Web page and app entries

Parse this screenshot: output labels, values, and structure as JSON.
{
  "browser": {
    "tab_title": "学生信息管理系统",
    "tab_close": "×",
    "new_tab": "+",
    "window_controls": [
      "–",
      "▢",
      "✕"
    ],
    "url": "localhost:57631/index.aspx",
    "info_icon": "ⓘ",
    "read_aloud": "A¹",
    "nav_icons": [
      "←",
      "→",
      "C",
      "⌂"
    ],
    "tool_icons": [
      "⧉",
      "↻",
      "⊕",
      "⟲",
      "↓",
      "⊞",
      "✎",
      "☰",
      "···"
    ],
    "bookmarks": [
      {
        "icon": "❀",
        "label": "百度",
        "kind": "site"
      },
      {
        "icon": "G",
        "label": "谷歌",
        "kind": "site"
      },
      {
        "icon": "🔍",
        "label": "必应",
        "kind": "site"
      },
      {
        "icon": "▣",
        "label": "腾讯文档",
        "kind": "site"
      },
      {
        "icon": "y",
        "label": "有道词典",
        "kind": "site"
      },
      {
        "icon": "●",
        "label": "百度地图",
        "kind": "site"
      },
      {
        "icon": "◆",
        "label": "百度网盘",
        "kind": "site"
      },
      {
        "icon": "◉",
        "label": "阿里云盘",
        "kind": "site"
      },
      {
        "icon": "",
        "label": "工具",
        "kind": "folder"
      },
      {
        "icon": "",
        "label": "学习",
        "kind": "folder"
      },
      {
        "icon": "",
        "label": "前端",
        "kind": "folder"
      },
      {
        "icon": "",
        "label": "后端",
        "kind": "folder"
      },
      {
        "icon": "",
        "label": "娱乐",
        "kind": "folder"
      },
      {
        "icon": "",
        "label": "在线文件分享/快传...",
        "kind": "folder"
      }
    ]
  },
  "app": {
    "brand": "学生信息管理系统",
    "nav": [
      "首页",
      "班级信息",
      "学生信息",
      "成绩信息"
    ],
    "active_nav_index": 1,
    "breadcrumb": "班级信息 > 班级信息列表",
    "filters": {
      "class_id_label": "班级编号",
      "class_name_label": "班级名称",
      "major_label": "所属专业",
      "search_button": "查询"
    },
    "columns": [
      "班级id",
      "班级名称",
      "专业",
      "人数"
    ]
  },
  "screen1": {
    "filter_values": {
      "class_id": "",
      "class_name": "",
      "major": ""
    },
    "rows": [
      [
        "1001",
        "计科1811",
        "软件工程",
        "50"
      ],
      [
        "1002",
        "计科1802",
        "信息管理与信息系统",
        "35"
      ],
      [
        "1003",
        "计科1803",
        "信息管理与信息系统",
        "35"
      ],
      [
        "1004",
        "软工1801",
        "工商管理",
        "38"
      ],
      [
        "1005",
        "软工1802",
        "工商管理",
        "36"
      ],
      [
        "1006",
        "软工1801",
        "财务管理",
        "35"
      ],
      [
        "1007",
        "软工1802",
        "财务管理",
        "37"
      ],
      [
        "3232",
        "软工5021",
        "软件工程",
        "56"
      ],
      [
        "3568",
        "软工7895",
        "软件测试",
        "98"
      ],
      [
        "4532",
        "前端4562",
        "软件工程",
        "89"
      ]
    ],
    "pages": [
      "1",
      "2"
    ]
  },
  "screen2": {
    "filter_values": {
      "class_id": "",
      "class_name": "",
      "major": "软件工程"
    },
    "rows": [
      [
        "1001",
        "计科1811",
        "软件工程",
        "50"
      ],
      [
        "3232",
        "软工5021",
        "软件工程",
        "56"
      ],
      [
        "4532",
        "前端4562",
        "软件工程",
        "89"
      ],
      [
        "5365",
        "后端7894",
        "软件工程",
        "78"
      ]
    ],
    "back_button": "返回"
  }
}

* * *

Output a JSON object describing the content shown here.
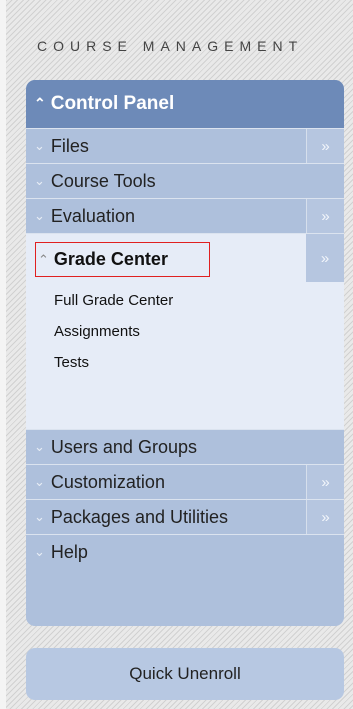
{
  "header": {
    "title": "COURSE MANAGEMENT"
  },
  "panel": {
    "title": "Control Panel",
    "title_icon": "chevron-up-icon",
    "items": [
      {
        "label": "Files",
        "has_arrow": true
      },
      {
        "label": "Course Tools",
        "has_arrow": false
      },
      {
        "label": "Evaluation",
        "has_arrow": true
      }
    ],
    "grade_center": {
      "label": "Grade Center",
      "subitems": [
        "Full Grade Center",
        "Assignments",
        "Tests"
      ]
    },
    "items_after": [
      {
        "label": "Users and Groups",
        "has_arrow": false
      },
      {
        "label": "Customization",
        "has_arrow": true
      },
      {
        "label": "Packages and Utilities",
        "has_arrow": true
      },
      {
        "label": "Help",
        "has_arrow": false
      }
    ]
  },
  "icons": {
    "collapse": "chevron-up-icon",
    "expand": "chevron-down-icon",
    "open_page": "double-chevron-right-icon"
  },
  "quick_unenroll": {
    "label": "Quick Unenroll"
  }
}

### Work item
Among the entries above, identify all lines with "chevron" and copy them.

### Written solution
    "title_icon": "chevron-up-icon",
    "collapse": "chevron-up-icon",
    "expand": "chevron-down-icon",
    "open_page": "double-chevron-right-icon"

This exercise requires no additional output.